Paying for a doctor’s visit, medical procedure, or hospital stay is extremely expensive and financially out of reach for many Americans. While private health insurance policies exist, even these can cost thousands of dollars every year. This has left millions of Americans without adequate medical care coverage.
In 2010, the Affordable Care Act (ACA) was established to extend health care coverage to uninsured Americans who are otherwise unable to pay for medical costs or health care insurance. Individuals who may not have been able to afford private health insurance or who were uninsurable as a result of pre-existing conditions were now able to obtain health insurance coverage through state or federal health insurance portals.
There are significant limitations to the ACA and the health insurance coverage that are required under the act. Fortunately, Americans now have other alternatives to both government-funded and private health insurance policies with programs provided by healthcare sharing ministries.
The question is, how do ACA health plans and health sharing programs differ from one another?
Health insurance plans under the ACA are bound to the act’s policies, which require that everyone is accepted into plans. Even those in poor health or who currently have pre-existing conditions must be accepted.
On the other hand, health sharing programs are not required to abide by those ACA regulations. Instead, eligibility for membership is dictated by the specific ministry’s standards and protocols.
That means that members of health sharing programs have peace of mind knowing that their voluntary monthly contributions are made to a pool of funds that is based on health levels and lifestyles. They can share medical care costs with other like-minded people rather than having to contribute to an insurance pool that must be shared among those in poor health or who lead alternative lifestyles with which members may not always agree.
Health insurance programs typically restrict policyholders in terms of the list of physicians and health care facilities that can be visited. The types of medications available are also limited.
Members of health sharing ministries, in contrast, are free to choose whomever they wish from a huge nationwide network of providers to see without compromising coverage.
Insurance premiums for health insurance can be very expensive, and the high deductible can also make out-of-pocket costs for insurance far too much for some households to afford. In 2020, the average health insurance premium for ACA plans was $456 for individuals and $1,152 for families.
Monthly contributions to health sharing programs can be a lot lower than the cost of health insurance premiums. In fact, members of health sharing ministries can save as much as 30% to 40% compared to the cost of conventional health insurance plans.

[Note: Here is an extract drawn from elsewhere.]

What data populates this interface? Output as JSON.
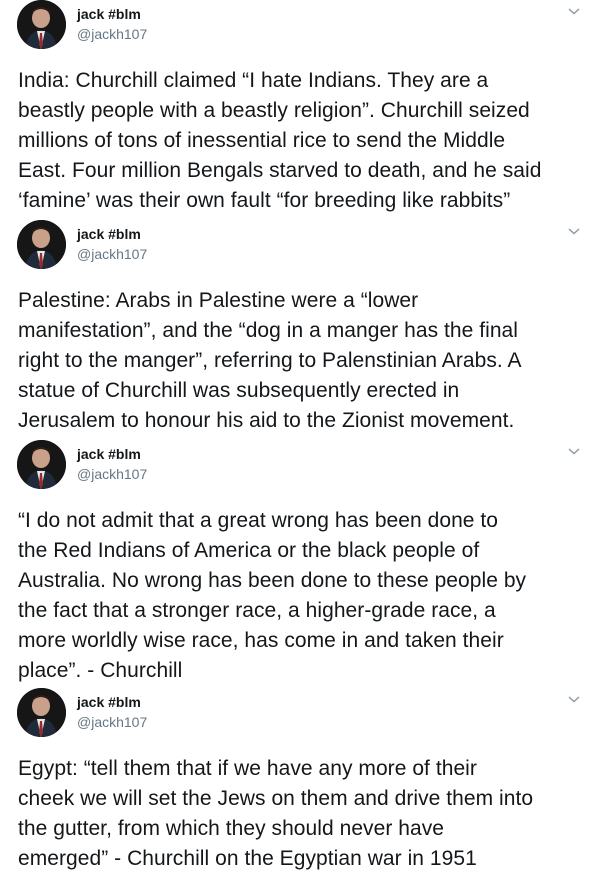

Although both ACA-mandated health plans and health sharing programs are available to Americans to help cover the cost of medical care, they differ significantly.If you are looking for a different way to cover healthcare costs for you and your family, get in touch with a representative from USHealthShare today to discuss your options and learn how to share the health.